The message of Christian Reconstruction proposes that our culture is crumbling because it has repudiated the application of Christianity. God as Creator and Lord has been replaced by Darwinian mythology and His law has been replaced by statist law. We have de-Christianized our education, family life, science, art, economics, and more. Western civilization was a product of Christianity. Without that ethical and judicial foundation, the superstructure is unstable. The church often compounds the problem by offering only subjective spiritual platitudes. Otto Scott once referred to “the thin veneer of civilization”; our culture is less civilized than it once was, and it now flirts with barbarism.

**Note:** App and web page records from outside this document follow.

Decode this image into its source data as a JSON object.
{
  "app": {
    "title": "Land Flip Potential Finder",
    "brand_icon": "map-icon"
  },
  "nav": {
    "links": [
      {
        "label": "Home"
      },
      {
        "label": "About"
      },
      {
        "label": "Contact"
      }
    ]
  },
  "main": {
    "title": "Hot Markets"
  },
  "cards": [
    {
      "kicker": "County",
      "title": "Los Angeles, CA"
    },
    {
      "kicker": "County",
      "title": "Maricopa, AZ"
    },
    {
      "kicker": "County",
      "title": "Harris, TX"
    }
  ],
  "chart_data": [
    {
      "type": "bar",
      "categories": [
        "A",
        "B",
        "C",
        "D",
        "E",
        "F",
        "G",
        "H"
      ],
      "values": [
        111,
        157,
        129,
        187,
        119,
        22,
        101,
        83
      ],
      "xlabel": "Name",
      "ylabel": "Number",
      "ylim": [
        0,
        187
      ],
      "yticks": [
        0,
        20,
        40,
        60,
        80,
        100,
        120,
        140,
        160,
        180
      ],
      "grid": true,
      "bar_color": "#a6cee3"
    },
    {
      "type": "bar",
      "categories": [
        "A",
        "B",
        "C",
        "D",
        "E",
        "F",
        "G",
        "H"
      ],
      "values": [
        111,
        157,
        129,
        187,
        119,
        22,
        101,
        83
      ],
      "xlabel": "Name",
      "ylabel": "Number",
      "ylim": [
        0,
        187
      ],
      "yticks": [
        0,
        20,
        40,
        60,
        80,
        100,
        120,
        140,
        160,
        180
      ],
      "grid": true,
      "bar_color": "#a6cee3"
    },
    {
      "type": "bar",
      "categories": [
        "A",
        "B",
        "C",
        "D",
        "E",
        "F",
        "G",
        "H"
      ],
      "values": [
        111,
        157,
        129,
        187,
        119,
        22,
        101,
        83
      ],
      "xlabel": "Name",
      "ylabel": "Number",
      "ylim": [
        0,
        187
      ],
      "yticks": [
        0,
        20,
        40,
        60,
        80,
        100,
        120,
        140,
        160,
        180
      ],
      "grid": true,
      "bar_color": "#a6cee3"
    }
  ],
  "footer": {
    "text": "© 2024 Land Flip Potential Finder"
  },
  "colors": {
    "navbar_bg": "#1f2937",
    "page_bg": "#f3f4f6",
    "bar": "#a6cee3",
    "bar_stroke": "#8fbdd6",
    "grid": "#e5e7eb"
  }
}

There are no easy ways to rebuild a weakened structure. Reconstruction of a historic structure is far more difficult than new construction. When a structure is found unsound, though, the decision to start over becomes easier. Christian and home schools were attempts to start anew rather than salvage an existing educational structure. More couples are now abandoning state marriage licenses as those became an offense to a Christian understanding of the institution. Other areas are not easy to replace, as state action sometimes forbids competition. Alternatives to humanistic courts of law, child welfare services, and medical care have to be created.
The early church progressively built its own subculture, which in time became the dominant culture, Christendom. Its theology was not perfect and its institutions were merely stepping-stones to something better. Nevertheless it made great strides.
Christians are the covenant people of God. They are called to be His people, distinct from the world by their works of charity, or grace. The message of Christian Reconstruction is one of Christian duty to follow up faith in God with faithfulness to God. It is not an easy message or an easy task. It cannot be done by one generation, nor must we even think it necessary to plan what the Kingdom will look like in the distant future. God does not demand results from us, only faithfulness. We plant seed, God gives the increase. The alternative to Christian Reconstruction is decay and collapse. It is easy to ponder what Jesus would do. The pertinent question is what should we do, as wise and faithful stewards of His Word and Kingdom, in His absence?
Rev. Mark R. Rushdoony is president of Chalcedon and Ross House Books. He is also editor-in-chief of Faith for All of Life and Chalcedon’s other publications.
Article from Chalcedon.edu